● Given data
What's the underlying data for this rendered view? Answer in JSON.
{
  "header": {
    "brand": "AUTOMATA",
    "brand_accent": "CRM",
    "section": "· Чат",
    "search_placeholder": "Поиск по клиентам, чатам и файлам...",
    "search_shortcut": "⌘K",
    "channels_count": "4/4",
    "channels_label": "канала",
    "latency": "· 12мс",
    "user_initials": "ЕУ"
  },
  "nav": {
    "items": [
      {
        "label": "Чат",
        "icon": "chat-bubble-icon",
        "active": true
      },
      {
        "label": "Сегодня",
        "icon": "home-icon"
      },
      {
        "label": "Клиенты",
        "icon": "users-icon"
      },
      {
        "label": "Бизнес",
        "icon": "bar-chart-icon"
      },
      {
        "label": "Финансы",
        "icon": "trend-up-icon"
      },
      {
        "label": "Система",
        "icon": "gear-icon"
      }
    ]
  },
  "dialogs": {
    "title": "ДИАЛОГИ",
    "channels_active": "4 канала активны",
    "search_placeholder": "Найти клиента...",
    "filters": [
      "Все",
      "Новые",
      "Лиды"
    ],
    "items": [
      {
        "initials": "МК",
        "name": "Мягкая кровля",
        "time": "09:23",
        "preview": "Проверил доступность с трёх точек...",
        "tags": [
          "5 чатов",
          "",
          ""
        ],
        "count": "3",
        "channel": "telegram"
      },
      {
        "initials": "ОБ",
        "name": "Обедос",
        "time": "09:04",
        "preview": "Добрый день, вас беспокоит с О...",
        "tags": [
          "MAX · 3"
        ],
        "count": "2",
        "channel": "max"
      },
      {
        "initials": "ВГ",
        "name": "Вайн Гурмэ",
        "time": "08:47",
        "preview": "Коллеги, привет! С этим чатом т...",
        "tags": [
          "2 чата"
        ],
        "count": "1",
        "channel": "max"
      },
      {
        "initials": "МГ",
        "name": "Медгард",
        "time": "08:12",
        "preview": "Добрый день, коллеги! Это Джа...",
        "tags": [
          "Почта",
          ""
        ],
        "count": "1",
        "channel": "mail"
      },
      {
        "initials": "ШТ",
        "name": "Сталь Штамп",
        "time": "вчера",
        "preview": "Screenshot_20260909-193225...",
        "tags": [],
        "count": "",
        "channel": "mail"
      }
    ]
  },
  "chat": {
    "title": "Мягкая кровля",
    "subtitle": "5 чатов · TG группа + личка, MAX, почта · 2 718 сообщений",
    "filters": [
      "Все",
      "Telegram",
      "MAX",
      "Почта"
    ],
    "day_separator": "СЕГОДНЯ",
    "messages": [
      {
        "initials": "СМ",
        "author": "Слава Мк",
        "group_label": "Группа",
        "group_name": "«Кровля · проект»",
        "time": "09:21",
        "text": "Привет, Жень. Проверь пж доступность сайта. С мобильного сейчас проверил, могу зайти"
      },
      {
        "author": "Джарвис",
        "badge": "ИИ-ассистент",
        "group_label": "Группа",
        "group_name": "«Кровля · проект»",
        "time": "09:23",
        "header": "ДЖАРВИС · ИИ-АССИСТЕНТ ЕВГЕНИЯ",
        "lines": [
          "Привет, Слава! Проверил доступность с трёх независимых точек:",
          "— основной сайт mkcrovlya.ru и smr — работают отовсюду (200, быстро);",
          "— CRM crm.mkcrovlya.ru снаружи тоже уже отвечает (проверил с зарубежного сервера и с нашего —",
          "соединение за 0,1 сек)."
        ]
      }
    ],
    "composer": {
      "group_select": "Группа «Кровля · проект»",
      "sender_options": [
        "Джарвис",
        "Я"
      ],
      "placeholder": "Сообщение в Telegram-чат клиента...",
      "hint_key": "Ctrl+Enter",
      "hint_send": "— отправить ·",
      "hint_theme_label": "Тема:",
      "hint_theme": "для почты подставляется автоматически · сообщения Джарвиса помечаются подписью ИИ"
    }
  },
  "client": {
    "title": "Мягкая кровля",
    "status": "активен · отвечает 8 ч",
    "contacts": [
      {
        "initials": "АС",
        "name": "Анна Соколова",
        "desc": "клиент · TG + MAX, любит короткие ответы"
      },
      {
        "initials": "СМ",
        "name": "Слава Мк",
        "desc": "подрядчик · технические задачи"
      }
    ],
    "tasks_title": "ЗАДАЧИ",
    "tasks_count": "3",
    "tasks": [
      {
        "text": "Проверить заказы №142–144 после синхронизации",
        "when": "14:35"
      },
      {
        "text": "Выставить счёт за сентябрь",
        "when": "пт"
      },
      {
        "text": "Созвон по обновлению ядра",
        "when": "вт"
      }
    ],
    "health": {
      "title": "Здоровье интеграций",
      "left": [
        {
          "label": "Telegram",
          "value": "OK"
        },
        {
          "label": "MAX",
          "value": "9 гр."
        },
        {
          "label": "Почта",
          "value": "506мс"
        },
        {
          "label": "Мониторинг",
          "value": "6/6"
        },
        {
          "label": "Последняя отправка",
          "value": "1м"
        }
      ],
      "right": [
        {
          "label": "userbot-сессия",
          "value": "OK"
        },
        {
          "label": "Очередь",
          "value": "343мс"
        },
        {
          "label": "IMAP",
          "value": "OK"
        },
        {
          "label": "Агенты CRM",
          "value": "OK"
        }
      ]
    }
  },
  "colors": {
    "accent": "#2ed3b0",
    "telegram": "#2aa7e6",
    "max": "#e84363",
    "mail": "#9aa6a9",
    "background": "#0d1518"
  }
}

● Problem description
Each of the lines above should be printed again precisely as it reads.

● Exercise response
What's the underlying data for this rendered view? Answer in JSON.
{
  "header": {
    "brand": "AUTOMATA",
    "brand_accent": "CRM",
    "section": "· Чат",
    "search_placeholder": "Поиск по клиентам, чатам и файлам...",
    "search_shortcut": "⌘K",
    "channels_count": "4/4",
    "channels_label": "канала",
    "latency": "· 12мс",
    "user_initials": "ЕУ"
  },
  "nav": {
    "items": [
      {
        "label": "Чат",
        "icon": "chat-bubble-icon",
        "active": true
      },
      {
        "label": "Сегодня",
        "icon": "home-icon"
      },
      {
        "label": "Клиенты",
        "icon": "users-icon"
      },
      {
        "label": "Бизнес",
        "icon": "bar-chart-icon"
      },
      {
        "label": "Финансы",
        "icon": "trend-up-icon"
      },
      {
        "label": "Система",
        "icon": "gear-icon"
      }
    ]
  },
  "dialogs": {
    "title": "ДИАЛОГИ",
    "channels_active": "4 канала активны",
    "search_placeholder": "Найти клиента...",
    "filters": [
      "Все",
      "Новые",
      "Лиды"
    ],
    "items": [
      {
        "initials": "МК",
        "name": "Мягкая кровля",
        "time": "09:23",
        "preview": "Проверил доступность с трёх точек...",
        "tags": [
          "5 чатов",
          "",
          ""
        ],
        "count": "3",
        "channel": "telegram"
      },
      {
        "initials": "ОБ",
        "name": "Обедос",
        "time": "09:04",
        "preview": "Добрый день, вас беспокоит с О...",
        "tags": [
          "MAX · 3"
        ],
        "count": "2",
        "channel": "max"
      },
      {
        "initials": "ВГ",
        "name": "Вайн Гурмэ",
        "time": "08:47",
        "preview": "Коллеги, привет! С этим чатом т...",
        "tags": [
          "2 чата"
        ],
        "count": "1",
        "channel": "max"
      },
      {
        "initials": "МГ",
        "name": "Медгард",
        "time": "08:12",
        "preview": "Добрый день, коллеги! Это Джа...",
        "tags": [
          "Почта",
          ""
        ],
        "count": "1",
        "channel": "mail"
      },
      {
        "initials": "ШТ",
        "name": "Сталь Штамп",
        "time": "вчера",
        "preview": "Screenshot_20260909-193225...",
        "tags": [],
        "count": "",
        "channel": "mail"
      }
    ]
  },
  "chat": {
    "title": "Мягкая кровля",
    "subtitle": "5 чатов · TG группа + личка, MAX, почта · 2 718 сообщений",
    "filters": [
      "Все",
      "Telegram",
      "MAX",
      "Почта"
    ],
    "day_separator": "СЕГОДНЯ",
    "messages": [
      {
        "initials": "СМ",
        "author": "Слава Мк",
        "group_label": "Группа",
        "group_name": "«Кровля · проект»",
        "time": "09:21",
        "text": "Привет, Жень. Проверь пж доступность сайта. С мобильного сейчас проверил, могу зайти"
      },
      {
        "author": "Джарвис",
        "badge": "ИИ-ассистент",
        "group_label": "Группа",
        "group_name": "«Кровля · проект»",
        "time": "09:23",
        "header": "ДЖАРВИС · ИИ-АССИСТЕНТ ЕВГЕНИЯ",
        "lines": [
          "Привет, Слава! Проверил доступность с трёх независимых точек:",
          "— основной сайт mkcrovlya.ru и smr — работают отовсюду (200, быстро);",
          "— CRM crm.mkcrovlya.ru снаружи тоже уже отвечает (проверил с зарубежного сервера и с нашего —",
          "соединение за 0,1 сек)."
        ]
      }
    ],
    "composer": {
      "group_select": "Группа «Кровля · проект»",
      "sender_options": [
        "Джарвис",
        "Я"
      ],
      "placeholder": "Сообщение в Telegram-чат клиента...",
      "hint_key": "Ctrl+Enter",
      "hint_send": "— отправить ·",
      "hint_theme_label": "Тема:",
      "hint_theme": "для почты подставляется автоматически · сообщения Джарвиса помечаются подписью ИИ"
    }
  },
  "client": {
    "title": "Мягкая кровля",
    "status": "активен · отвечает 8 ч",
    "contacts": [
      {
        "initials": "АС",
        "name": "Анна Соколова",
        "desc": "клиент · TG + MAX, любит короткие ответы"
      },
      {
        "initials": "СМ",
        "name": "Слава Мк",
        "desc": "подрядчик · технические задачи"
      }
    ],
    "tasks_title": "ЗАДАЧИ",
    "tasks_count": "3",
    "tasks": [
      {
        "text": "Проверить заказы №142–144 после синхронизации",
        "when": "14:35"
      },
      {
        "text": "Выставить счёт за сентябрь",
        "when": "пт"
      },
      {
        "text": "Созвон по обновлению ядра",
        "when": "вт"
      }
    ],
    "health": {
      "title": "Здоровье интеграций",
      "left": [
        {
          "label": "Telegram",
          "value": "OK"
        },
        {
          "label": "MAX",
          "value": "9 гр."
        },
        {
          "label": "Почта",
          "value": "506мс"
        },
        {
          "label": "Мониторинг",
          "value": "6/6"
        },
        {
          "label": "Последняя отправка",
          "value": "1м"
        }
      ],
      "right": [
        {
          "label": "userbot-сессия",
          "value": "OK"
        },
        {
          "label": "Очередь",
          "value": "343мс"
        },
        {
          "label": "IMAP",
          "value": "OK"
        },
        {
          "label": "Агенты CRM",
          "value": "OK"
        }
      ]
    }
  },
  "colors": {
    "accent": "#2ed3b0",
    "telegram": "#2aa7e6",
    "max": "#e84363",
    "mail": "#9aa6a9",
    "background": "#0d1518"
  }
}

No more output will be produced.